Exposing yourself to artificial light especially from electronic devices can disrupt your sleep. Screens from TVs, computers, and mobile devices emit blue light which will lower a hormone in you that helps you sleep (melatonin) .
Computers and mobile devices often have setting on their screens where you can lower the amount of blue light emitted. You can also use amber tint glasses to block out blue light. The other thing you could do is to stop these devices 2-3 hours before you go to bed.
Eat a diet to stabilize your blood sugars and stress hormone levels
Cortisol is a stress hormone that makes you more alert. It rises naturally in the early morning to help you wake up and then starts to fall late morning. Cortisol reaches a low point around 9pm and with melatonin rising this allows you to fall asleep.
Eating carbohydrates that raise your blood sugars has the effect of lowering your cortisol. Likewise eating protein and fat and intermittent fasting raise your cortisol levels. So one of the strategies you could try is to eat a breakfast higher protein and fat breakfast to keep cortisol high and a higher starchy carbohydrate dinner in the evening to help lower cortisol. This strategy can help keep you more alert and energetic throughout the day and then prepare you for a proper sleep at night.
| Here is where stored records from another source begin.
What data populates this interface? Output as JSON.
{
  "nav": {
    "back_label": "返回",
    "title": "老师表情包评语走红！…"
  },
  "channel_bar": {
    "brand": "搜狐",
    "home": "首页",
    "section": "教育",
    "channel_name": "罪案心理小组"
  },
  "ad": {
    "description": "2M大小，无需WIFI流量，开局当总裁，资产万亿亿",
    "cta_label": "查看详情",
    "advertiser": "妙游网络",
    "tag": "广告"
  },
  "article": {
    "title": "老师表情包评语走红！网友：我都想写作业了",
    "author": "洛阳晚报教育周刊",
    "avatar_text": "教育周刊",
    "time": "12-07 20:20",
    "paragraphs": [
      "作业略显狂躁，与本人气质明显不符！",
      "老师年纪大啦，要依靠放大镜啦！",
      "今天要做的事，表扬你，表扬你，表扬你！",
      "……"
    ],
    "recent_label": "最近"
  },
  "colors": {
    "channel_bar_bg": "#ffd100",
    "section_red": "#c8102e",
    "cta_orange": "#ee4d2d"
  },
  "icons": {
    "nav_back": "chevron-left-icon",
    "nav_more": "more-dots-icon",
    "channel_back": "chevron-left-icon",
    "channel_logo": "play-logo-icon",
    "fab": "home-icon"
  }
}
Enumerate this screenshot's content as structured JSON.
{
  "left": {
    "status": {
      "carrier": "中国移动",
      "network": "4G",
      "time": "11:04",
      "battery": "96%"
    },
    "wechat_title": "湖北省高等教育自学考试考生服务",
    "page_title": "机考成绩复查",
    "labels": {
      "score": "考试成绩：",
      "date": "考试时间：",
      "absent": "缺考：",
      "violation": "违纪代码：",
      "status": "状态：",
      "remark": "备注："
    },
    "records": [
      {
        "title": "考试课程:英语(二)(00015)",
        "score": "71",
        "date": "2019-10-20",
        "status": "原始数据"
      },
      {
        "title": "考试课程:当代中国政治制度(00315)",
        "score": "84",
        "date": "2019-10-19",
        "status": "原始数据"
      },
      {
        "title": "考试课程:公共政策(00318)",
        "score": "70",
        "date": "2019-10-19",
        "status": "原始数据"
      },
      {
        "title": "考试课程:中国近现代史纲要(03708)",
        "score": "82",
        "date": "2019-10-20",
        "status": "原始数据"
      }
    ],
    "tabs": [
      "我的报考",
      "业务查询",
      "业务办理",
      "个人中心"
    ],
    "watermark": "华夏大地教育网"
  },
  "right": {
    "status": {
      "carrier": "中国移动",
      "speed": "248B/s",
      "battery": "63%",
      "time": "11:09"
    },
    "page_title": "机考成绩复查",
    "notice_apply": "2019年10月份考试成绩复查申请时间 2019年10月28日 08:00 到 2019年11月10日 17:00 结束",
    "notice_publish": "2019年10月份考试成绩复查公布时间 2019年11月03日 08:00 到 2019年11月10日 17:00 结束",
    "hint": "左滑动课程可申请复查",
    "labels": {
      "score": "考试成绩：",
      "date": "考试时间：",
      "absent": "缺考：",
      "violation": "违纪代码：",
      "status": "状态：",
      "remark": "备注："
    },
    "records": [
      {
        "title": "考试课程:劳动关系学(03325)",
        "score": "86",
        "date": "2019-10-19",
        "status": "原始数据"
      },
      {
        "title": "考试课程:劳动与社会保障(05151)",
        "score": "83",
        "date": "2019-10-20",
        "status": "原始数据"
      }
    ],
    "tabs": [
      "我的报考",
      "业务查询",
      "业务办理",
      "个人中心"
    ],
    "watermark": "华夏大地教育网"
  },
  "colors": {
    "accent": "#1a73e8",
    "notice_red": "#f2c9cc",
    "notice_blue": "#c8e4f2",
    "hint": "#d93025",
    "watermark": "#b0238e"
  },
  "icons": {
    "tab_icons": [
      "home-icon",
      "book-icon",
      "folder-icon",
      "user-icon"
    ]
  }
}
The combination of more energy throughout the day and a good quality sleep tends to make a happier person.
This strategy also helps to stabilize your blood sugar levels throughout the day. Stable blood sugar levels keep you more alert, energetic, and in a better mood.
It’s important that your starchy carbohydrates are whole foods: Foods like potatoes, sweet potatoes, yams, squash, cassava root, taro root, and sautéed green plantains or bananas. These carbohydrates are full of nutrients and don’t spike your blood sugar levels. Refined flours and sugars (breads, pastries, cereals, pastas, pizza) are low in nutrients and spike your blood sugar levels.
Consider taking supplements like 5-HTP and melatonin
Five hydroxy-tryptophan (5-HTP) is a precursor to a neurotransmitter called serotonin. Serotonin brings forward feeling of happiness and well-being. It can work well with melatonin supplementation to improve sleep.
Fatigue and Seasonal Affective Disorder don’t have to control you this Fall and Winter. Try some or all of the tips I suggested and I’m sure you will notice some improvements with your energy and moods. As well, maybe embrace that you won’t feel as happy and as energetic in the Fall and Winter. There is a time for being sad and exhausted. I leave you with this verse that I heard from the late Dr. Wayne Dyer that may help you with this:
Do you think you could take over the universe and improve it? I do not believe it can be done.
Everything under heaven is a sacred vessel and cannot be controlled. Trying to control leads to ruin. Trying to grasp, we lose.
Allow your life to unfold naturally. Know that it too is a vessel of perfection.
Just as you breathe in and breathe out, there is a time for being ahead and a time for being behind; a time for being in motion and a time for being at rest; a time for being vigorous and a time for being exhausted; a time for being safe and a time for being in danger.
The Master sees things as they are, without trying to control them. She lets them go their own way and resides at the centre of the circle.
Lao Tzu Verse 29 of the Tao
Leave a Reply